__EXERCISE__
I'd like every line from the material below that has "this" in it.

__EXTRACTED RECORDS__
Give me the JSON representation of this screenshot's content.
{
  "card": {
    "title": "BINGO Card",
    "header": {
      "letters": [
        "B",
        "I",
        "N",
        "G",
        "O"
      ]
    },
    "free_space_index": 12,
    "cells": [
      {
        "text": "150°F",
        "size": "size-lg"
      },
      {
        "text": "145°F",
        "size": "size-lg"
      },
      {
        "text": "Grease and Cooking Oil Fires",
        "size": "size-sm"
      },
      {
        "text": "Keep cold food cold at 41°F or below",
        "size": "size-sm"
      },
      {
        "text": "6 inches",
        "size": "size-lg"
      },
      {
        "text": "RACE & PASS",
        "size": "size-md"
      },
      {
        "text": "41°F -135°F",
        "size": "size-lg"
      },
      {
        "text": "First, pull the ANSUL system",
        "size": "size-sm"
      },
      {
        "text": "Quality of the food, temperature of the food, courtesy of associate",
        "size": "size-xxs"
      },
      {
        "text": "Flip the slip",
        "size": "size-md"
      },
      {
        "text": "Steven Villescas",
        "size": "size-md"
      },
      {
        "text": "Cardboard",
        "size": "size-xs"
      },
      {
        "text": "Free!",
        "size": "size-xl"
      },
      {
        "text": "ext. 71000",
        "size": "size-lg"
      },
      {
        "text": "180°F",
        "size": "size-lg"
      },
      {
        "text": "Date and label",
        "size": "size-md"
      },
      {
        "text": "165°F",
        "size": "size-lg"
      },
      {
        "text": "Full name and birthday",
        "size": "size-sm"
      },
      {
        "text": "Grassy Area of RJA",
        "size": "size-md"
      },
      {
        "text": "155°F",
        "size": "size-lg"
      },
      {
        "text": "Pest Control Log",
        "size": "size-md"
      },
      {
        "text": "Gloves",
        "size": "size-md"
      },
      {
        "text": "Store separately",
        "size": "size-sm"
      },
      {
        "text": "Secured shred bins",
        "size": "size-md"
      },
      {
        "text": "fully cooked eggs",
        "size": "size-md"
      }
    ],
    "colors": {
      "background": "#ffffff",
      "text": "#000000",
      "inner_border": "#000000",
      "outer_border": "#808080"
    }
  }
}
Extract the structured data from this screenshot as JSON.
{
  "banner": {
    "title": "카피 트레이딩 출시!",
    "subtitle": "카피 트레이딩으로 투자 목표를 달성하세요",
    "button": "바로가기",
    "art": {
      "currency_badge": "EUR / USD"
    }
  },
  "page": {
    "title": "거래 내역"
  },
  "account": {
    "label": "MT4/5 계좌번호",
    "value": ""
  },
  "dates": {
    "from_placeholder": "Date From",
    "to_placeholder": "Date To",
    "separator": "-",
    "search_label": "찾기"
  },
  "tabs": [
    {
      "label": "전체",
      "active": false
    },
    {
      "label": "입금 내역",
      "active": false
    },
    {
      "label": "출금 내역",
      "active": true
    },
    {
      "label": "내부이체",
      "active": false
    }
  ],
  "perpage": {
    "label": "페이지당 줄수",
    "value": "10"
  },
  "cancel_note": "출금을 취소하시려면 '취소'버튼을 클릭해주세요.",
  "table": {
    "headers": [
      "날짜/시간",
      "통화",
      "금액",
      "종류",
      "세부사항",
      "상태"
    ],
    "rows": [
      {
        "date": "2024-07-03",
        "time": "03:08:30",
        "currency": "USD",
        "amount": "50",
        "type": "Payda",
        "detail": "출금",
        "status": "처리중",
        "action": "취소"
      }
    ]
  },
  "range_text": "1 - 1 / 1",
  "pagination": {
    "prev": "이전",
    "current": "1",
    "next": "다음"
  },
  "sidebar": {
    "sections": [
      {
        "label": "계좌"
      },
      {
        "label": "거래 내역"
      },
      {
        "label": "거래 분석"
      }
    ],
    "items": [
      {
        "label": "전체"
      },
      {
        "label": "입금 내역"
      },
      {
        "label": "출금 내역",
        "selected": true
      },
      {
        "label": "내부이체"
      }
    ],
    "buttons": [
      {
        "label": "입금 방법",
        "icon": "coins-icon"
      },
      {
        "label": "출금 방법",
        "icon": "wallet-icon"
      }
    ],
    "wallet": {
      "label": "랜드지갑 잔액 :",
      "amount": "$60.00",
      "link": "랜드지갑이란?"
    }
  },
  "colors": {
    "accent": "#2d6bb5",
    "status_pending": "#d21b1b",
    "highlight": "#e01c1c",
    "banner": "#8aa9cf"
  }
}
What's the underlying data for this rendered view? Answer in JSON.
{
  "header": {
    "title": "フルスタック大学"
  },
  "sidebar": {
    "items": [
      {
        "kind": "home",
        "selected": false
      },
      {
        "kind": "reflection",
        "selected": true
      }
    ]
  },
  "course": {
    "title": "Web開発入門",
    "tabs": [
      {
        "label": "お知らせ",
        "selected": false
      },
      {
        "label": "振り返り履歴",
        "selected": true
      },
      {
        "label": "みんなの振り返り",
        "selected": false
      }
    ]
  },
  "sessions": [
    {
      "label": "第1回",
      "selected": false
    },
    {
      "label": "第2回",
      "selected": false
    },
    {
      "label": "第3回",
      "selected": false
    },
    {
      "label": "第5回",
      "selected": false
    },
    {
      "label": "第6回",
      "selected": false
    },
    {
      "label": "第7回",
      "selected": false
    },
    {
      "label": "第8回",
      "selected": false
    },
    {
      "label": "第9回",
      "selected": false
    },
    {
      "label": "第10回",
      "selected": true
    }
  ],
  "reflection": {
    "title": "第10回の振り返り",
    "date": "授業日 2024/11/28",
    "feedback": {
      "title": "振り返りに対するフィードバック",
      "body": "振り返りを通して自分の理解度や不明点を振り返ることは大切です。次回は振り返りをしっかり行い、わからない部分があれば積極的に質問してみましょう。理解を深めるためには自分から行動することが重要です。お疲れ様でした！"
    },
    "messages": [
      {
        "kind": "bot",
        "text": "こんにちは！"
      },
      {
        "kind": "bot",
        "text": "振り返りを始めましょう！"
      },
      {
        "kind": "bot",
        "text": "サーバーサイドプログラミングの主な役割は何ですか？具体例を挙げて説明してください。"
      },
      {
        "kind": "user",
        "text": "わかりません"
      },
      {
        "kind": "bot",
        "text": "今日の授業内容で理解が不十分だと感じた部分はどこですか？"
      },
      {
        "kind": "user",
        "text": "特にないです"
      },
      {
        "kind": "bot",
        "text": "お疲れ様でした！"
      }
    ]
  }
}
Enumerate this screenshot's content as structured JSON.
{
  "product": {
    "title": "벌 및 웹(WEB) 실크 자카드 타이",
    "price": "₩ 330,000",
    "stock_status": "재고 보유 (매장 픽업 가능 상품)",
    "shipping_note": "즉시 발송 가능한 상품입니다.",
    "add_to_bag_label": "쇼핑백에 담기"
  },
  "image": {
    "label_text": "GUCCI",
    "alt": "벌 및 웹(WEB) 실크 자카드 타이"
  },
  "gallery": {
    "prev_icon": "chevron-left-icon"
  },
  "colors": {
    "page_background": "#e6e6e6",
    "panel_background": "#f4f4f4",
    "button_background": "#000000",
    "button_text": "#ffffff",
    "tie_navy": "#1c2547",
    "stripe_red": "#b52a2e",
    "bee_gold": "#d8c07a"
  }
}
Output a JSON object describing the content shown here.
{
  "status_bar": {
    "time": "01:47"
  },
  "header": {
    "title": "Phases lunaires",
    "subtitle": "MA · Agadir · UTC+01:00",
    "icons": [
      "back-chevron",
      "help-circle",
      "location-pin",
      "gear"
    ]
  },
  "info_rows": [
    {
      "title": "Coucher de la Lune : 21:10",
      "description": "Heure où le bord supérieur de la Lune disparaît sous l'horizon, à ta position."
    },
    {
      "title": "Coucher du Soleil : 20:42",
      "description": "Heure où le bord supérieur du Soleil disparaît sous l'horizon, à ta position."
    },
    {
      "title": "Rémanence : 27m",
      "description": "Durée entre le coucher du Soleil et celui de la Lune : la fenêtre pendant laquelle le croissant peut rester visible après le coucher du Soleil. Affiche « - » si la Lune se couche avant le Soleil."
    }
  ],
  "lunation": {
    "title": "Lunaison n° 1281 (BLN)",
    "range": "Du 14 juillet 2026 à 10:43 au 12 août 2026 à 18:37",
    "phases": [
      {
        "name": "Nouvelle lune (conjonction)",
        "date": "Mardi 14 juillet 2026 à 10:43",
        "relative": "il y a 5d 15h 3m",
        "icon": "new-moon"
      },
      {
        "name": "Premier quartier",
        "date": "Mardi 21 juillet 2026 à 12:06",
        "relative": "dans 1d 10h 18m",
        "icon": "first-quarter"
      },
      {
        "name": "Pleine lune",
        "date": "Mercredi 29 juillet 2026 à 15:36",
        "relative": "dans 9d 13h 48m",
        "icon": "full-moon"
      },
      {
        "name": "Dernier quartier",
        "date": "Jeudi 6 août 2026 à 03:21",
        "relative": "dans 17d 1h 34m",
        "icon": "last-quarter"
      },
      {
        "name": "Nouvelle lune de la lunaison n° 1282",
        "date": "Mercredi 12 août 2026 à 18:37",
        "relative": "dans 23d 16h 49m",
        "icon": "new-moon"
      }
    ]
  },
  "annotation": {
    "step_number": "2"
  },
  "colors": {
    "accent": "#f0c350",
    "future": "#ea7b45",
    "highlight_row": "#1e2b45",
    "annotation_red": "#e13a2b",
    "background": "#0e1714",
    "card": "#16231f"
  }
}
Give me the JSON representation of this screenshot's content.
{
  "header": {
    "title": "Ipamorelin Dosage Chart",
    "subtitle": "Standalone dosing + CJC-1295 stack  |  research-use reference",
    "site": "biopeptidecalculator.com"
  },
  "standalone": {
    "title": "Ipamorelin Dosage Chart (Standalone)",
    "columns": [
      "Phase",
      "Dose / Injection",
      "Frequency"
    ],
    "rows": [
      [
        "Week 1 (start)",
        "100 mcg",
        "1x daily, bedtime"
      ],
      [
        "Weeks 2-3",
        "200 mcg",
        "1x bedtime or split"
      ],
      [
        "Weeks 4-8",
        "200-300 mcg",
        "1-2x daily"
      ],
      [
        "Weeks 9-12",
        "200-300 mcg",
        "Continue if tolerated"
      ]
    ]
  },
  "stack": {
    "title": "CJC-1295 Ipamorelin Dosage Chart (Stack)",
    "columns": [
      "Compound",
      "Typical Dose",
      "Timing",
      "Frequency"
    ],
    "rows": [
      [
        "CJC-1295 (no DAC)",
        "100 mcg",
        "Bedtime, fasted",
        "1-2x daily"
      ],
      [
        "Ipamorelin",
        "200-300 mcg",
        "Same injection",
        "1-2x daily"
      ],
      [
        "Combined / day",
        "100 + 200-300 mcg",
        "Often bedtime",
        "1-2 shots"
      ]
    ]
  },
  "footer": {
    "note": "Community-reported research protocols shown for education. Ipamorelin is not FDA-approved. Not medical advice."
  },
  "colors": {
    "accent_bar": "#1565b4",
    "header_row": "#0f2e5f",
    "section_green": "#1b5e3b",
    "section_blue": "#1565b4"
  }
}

__TASK RESPONSE__
Give me the JSON representation of this screenshot's content.
Extract the structured data from this screenshot as JSON.
What's the underlying data for this rendered view? Answer in JSON.
Enumerate this screenshot's content as structured JSON.
Give me the JSON representation of this screenshot's content.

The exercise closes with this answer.